And while agencies often bemoan the process, the significance of these pitches keeps most of them coming back, with tenders often ranging from tens of thousands to millions in budget.
As a result, any lapse in procurement has huge implications for agency partners. While Marketing spoke to key industry players on what could be done better, emails have also been streaming in response. Some have requested anonymity.
Richard Bleasdale, managing partner at The Observatory, said a procurement model similar to the UK government might be effective.
Bleasdale refers to the model used for all government ad industry tenders above Â£100,000, which focuses on a bi-annual tender process for places on a government-approved roster of agencies.
The purpose of the roster is to ensure the UK government has used expertise to identify and partner with the best agencies in each specialist area.
It also consists of agreed fees for working on government projects – and standard performance levels, expectations and ways of working for both the agencies and these government bodies.
Government departments then select from this focused group of specialists knowing that their choice is the best in that discipline area.
“This should lead to much faster, more straightforward and much more focused selection processes, and ensure government departments/bodies are working with motivated and high quality partners.”
This also means only having to go through the whole process of investing to try and get on the roster once every two years, for agencies.
“If you do get on, then you should be assured of a reasonable return and the opportunities to prove your value.
“If you don’t, you can focus on other opportunities and not keep chasing your tail on month after month government pitches,” he said.
One agency professional who asked to remain anonymous said a lot of decision makers in government do not really the difference between vendors and agencies and treat them all the same way.

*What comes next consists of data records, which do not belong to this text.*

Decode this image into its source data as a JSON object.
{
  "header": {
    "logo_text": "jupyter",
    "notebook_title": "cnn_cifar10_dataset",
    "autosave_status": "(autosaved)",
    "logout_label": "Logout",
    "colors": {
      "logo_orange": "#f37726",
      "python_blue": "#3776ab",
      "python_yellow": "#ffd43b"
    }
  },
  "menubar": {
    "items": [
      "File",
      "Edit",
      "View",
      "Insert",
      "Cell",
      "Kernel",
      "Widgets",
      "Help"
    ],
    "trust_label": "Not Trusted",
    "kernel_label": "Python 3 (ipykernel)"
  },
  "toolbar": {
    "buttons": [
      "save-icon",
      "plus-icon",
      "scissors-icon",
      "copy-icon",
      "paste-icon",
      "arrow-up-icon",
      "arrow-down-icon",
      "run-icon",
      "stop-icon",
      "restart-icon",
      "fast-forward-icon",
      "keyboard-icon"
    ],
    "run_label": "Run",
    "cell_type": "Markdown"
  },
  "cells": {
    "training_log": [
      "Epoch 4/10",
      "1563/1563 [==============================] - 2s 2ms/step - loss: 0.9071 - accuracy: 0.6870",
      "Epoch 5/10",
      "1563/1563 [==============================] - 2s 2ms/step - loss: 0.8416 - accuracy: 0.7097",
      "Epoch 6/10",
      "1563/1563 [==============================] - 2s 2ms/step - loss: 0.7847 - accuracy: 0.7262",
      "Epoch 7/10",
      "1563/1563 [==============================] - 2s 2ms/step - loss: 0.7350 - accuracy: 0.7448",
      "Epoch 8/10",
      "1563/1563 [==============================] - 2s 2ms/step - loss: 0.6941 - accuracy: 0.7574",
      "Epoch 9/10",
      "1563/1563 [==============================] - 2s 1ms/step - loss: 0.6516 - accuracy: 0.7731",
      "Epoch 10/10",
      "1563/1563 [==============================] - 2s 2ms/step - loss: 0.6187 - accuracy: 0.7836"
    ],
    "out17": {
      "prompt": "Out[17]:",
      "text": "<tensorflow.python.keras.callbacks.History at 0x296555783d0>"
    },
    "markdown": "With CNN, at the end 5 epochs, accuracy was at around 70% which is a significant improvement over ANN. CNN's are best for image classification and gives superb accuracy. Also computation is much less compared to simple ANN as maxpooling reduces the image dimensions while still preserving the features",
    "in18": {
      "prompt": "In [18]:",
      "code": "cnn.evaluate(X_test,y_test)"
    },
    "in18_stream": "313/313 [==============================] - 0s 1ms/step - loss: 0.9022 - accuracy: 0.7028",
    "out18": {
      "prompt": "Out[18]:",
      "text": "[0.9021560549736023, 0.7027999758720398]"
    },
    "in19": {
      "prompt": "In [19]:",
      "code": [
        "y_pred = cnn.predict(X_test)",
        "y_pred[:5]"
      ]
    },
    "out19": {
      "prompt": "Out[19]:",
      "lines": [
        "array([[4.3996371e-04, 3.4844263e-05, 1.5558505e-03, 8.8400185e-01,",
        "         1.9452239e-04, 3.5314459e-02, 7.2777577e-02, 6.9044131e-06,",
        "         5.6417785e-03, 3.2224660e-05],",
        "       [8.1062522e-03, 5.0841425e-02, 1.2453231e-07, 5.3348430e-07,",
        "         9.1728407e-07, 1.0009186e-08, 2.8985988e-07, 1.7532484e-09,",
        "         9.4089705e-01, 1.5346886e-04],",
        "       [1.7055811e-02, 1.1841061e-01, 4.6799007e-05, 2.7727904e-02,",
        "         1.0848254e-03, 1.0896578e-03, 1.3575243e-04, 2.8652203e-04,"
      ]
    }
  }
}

“The government has the funds and will not hesitate to invest in this and our fraternity must make ourselves heard. This is a good opportunity.
“Now that this subject has the attention of the Minister, we should ask them to set up training sessions and talks for concerned people and bring about an awakening.
Another, speaking on the basis of anonymity, added local tenders have been awarded to foreign agencies at a fraction of the market rate.
“In particular, a project on local Singapore history and culture project was awarded to an Indonesian agency for SG$30,000. The average bid of the other three shortlisted agencies was SG$68,000.
“My hope would be for government agencies to at least offer a nominal sum to cover running costs for shortlisted candidates.”